We all have that inner voice, heckling us, trying to make us feel like impostors. That Heckler used to berate me for not having a little more focus: “If you’d stop drawing all those weird pictures and prancing around like you’re Linda Ronstadt, you’d be working consistently as an actor and be out of the restaurant business by now!” But indulging in a kind of Creative Chaos nurtured my personal aesthetic, so that when the crazy notion that I should make my own feature film entered my head, I had a firm grasp of not only the comedy of it, but the look, feel, and sound of it. The Heckler isn’t as smart as she wants you to think she is.
As for advice: trust yourself and your taste. You are correct if you suspect that much of the art you are told is of great value is an evanescent sham. Don’t let that make you cynical. Let that embolden you.
If you want to act in film, train on the stage. Theatre gives an actor a strong foundation not found in “Acting for the Camera” classes alone, even with the best teachers. Watch classic films. Yes, even the black and white ones. Especially the black and white ones!
If you want a little help remaining grounded amidst all the craziness, share your life with a four-legger or two.
And get in the gym. The Heckler shuts up when you are bench pressing your body weight.
Please tell us more about what you do, what you are currently focused on and most proud of.
I make pictures. Sometimes, they move and sometimes they don’t.
I am very proud of my feature film, Gilda Sue Rosenstern: The Motion Picture!, which I produced through my company Mean Mama Dog. I originally created Gilda Sue’s world for a web series and live stand-up show. I co-wrote the film with the brilliant, award-winning author/poet/actor Robin Spriggs, then (like a lunatic) I produced, directed, starred in, and co-edited it.
Mean Mama Dog also co-produces Droom Vox Theatre, an ongoing short film series featuring the channeled utterances of the aforementioned Robin Spriggs and the always amazing Ozman Droom, a pan-dimensional entity with “a very special plan for this world.” See YouTube for selected transmissions.
My drawings, paintings, and collages focus on the human face and form. I approach that work as an actor who is trying to bring a character to life, whether the subject is someone I know… or someone coming to me from beyond. Some of this work will be featured in several board games that are slated for future release, but I’m not at liberty to reveal more about those just yet.
Finally, I’m absolutely delighted to be appearing in Marina Carr’s Woman and Scarecrow with Aris Theatre Company this fall.
It would be great to hear about any apps, books, podcasts or other resources that you’ve used and would recommend to others.

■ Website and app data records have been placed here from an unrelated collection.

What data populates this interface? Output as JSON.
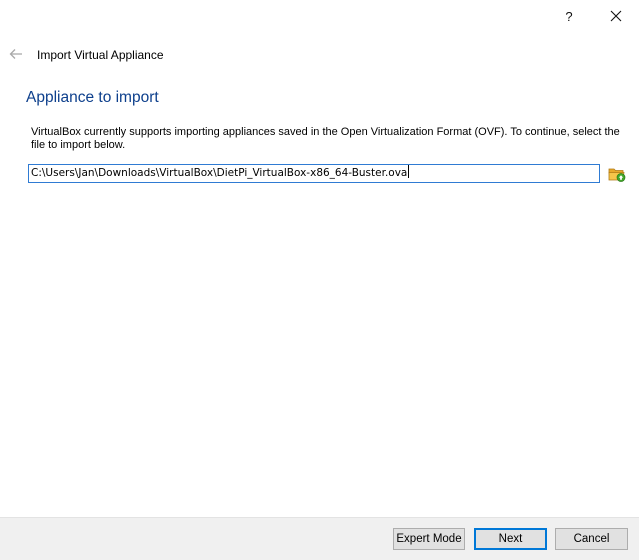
{
  "titlebar": {
    "help_label": "?",
    "close_icon": "close-icon"
  },
  "header": {
    "back_icon": "arrow-left-icon",
    "window_title": "Import Virtual Appliance"
  },
  "main": {
    "page_title": "Appliance to import",
    "description": "VirtualBox currently supports importing appliances saved in the Open Virtualization Format (OVF). To continue, select the file to import below.",
    "file_path": "C:\\Users\\Jan\\Downloads\\VirtualBox\\DietPi_VirtualBox-x86_64-Buster.ova",
    "browse_icon": "folder-open-icon"
  },
  "footer": {
    "expert_mode_label": "Expert Mode",
    "next_label": "Next",
    "cancel_label": "Cancel"
  },
  "colors": {
    "title_blue": "#0d3f8c",
    "focus_border": "#0078d7",
    "footer_bg": "#f0f0f0"
  }
}
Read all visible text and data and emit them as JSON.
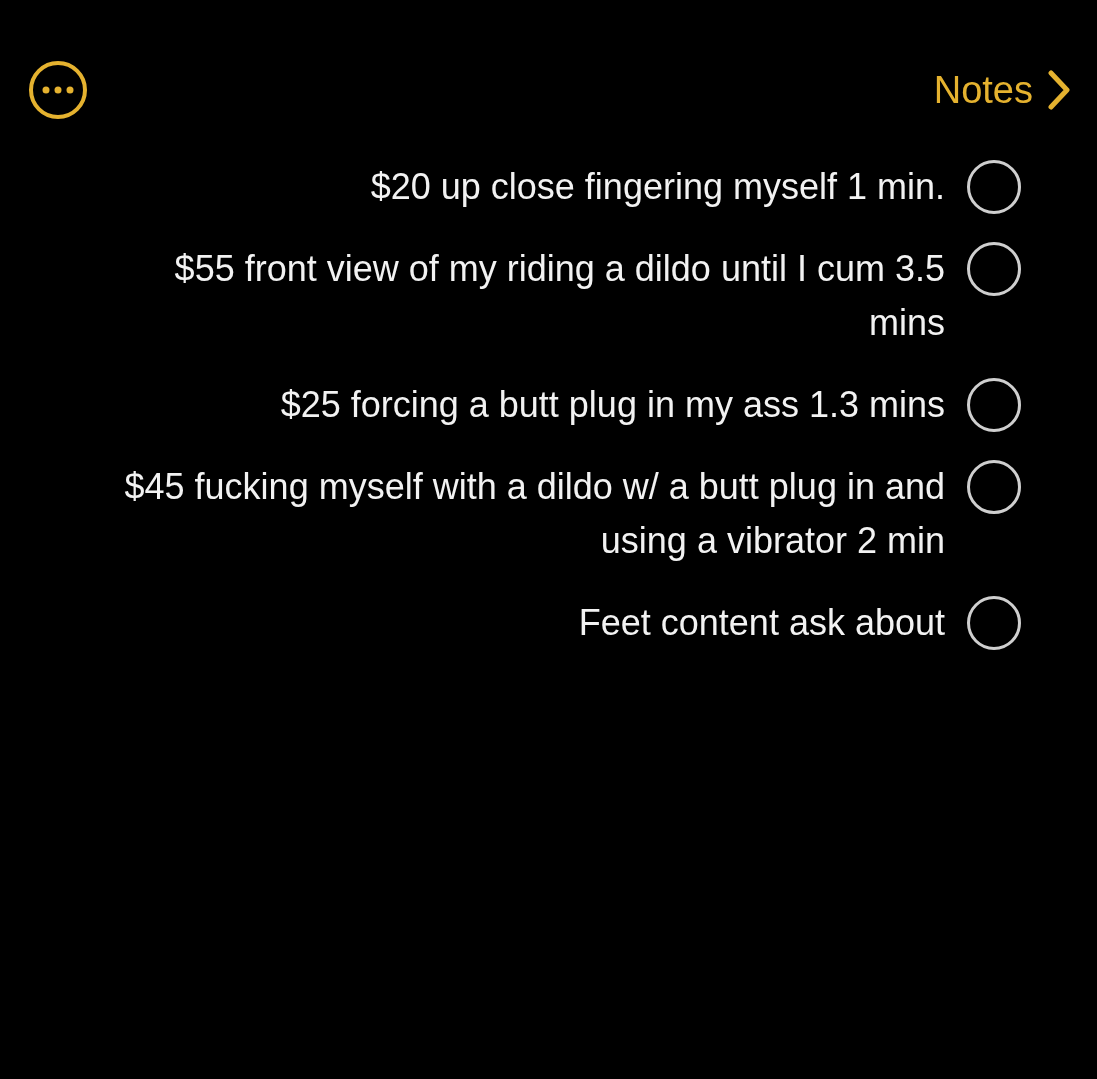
{
  "nav": {
    "back_label": "Notes"
  },
  "checklist": [
    {
      "text": "$20 up close fingering myself 1 min.",
      "checked": false
    },
    {
      "text": "$55 front view of my riding a dildo until I cum 3.5 mins",
      "checked": false
    },
    {
      "text": "$25 forcing a butt plug in my ass 1.3 mins",
      "checked": false
    },
    {
      "text": "$45 fucking myself with a dildo w/ a butt plug in and using a vibrator 2 min",
      "checked": false
    },
    {
      "text": "Feet content ask about",
      "checked": false
    }
  ]
}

If left to my own devices, I’d be watching Turner Classic Movies all day, every day.
- Website: GildaSueRosenstern.net
- Instagram: @meanmamadog and @gildasuerosenstern
- Twitter: @kellyomakesstuff and @gildasuemovie
HEADSHOT by CDyer Photography, SHREW cover photo by Marc Pierre Lemauviel, “Antonio” (pen & ink & coffee on paper) by Kelly O’Neal, Movie poster photo by Josh Lamkin. Poster design by Dina Shadwell, On set with Col Bruce Hampton by Tom Roche, Rosenstern The Riveter” by Josh Lamkin